I drove down into Death Valley on Hwy 190 to the turn off to Wildrose Canyon and then drove up to Emigrant Pass (elev. 5,318). At Emigrant Pass there wasn’t a lot of parking but there is room for 3-4 cars to get off the pavement. I was right about the snow on this side. There was very little and I could see a few miles up the ridge line towards Pinto Peak. I couldn’t see the summit because of the intervening ridges, but I knew there was snow up there from my hike to Towne BM.
I fixed myself dinner and crawled into my sleeping bag early. The next morning February 10th I got up early, and when it was light enough to see, headed north up to the ridge of the rolling hills. It was kind of cold at 24 degrees, but I warmed up quickly hiking. I had some light gloves on that I wore all the way to the summit. Not far from the truck I came across an old roadbed atop the ridge and started following it. The roadbed looked like it was heading in the right direction and the footing was good.
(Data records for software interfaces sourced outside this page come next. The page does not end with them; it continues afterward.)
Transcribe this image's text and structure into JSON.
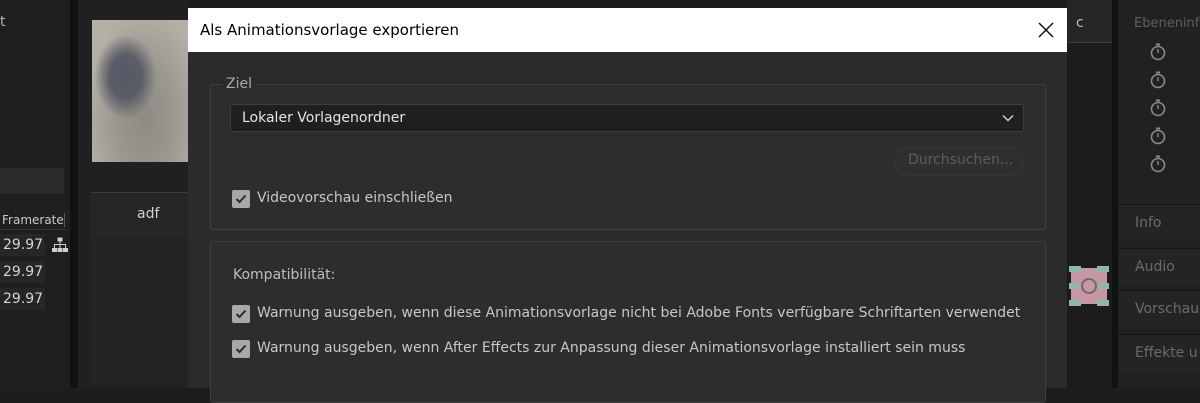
{
  "background": {
    "left_fragment": "t",
    "framerate_header": "Framerate",
    "framerate_values": [
      "29.97",
      "29.97",
      "29.97"
    ],
    "tab_label": "adf",
    "right_mid_fragment": "c",
    "right_panel": {
      "title": "Ebeneninf",
      "sections": [
        "Info",
        "Audio",
        "Vorschau",
        "Effekte u"
      ]
    }
  },
  "dialog": {
    "title": "Als Animationsvorlage exportieren",
    "ziel": {
      "legend": "Ziel",
      "select_value": "Lokaler Vorlagenordner",
      "browse_label": "Durchsuchen...",
      "video_preview_label": "Videovorschau einschließen",
      "video_preview_checked": true
    },
    "compatibility": {
      "heading": "Kompatibilität:",
      "warn_fonts_label": "Warnung ausgeben, wenn diese Animationsvorlage nicht bei Adobe Fonts verfügbare Schriftarten verwendet",
      "warn_fonts_checked": true,
      "warn_ae_label": "Warnung ausgeben, wenn After Effects zur Anpassung dieser Animationsvorlage installiert sein muss",
      "warn_ae_checked": true
    }
  },
  "icons": [
    "close-icon",
    "chevron-down-icon",
    "check-icon",
    "hierarchy-icon",
    "stopwatch-icon"
  ]
}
About an hour after I started I had gained about 1,300 ft in elevation and gone over 3 miles when I came to a valley ahead of me. It looked a lot further down that it was. I could see the roadbed making its way through the valley below and knew I had to follow the road down. I hate losing elevation on the climb to the summit, but sometimes it’s unavoidable. It was cold out and there were some snow patches around. Crossing the little valley there was more snow down there and frozen water from snow melt. I kept going enjoying the scenery and the hike. The roadbed made the hiking easy and the slopes were not steep.
On the far side of the valley the road wandered around some and as I gained elevation again, the snow patches became more like snow cover. No one had hiked this route since it snowed so I was breaking trail in spots. The route wandered around and on the east and north facing slopes there was considerably more snow. I crossed a second valley before coming to a final 3rd valley before I could see the final mile or so up to the summit. Mostly, it was easy to follow the roadbed in the snow because of the pattern of the tire tracks that aren’t natural to the desert. Amazingly, there were a few places where the desert had completely reclaimed the roadbed and I had to search for where the road continued.
These little valleys were annoying, but at least I was out hiking instead of watching Saturday morning cartoons. After the final valley, where I lost about 200 ft in elevation, the route was completely covered with snow. In places it was 12” deep and the top of the snow was hitting me in the middle of my shins. I took my time and slowly made my way up to the summit. The road ends on the summit right next to the summit cairn and the summit register. I signed the register and ate lunch. My GPS indicated it was about 7.8 miles back to my truck. The Trip Reports I had read from a popular desert hiking book and the Sierra Club Desert Peaks Section said this route was only about 13 miles round trip. They must have taken a shortcut somewhere.
It is always easier for me to hike downhill in snow, so I made good time going back to the trailhead. The total hike took me 8.0 hours and I gained 3,940 ft in elevation on this 15.6 mile hike. This is a great place for solitude. I didn’t see another hiker all day and had the whole mountain to myself.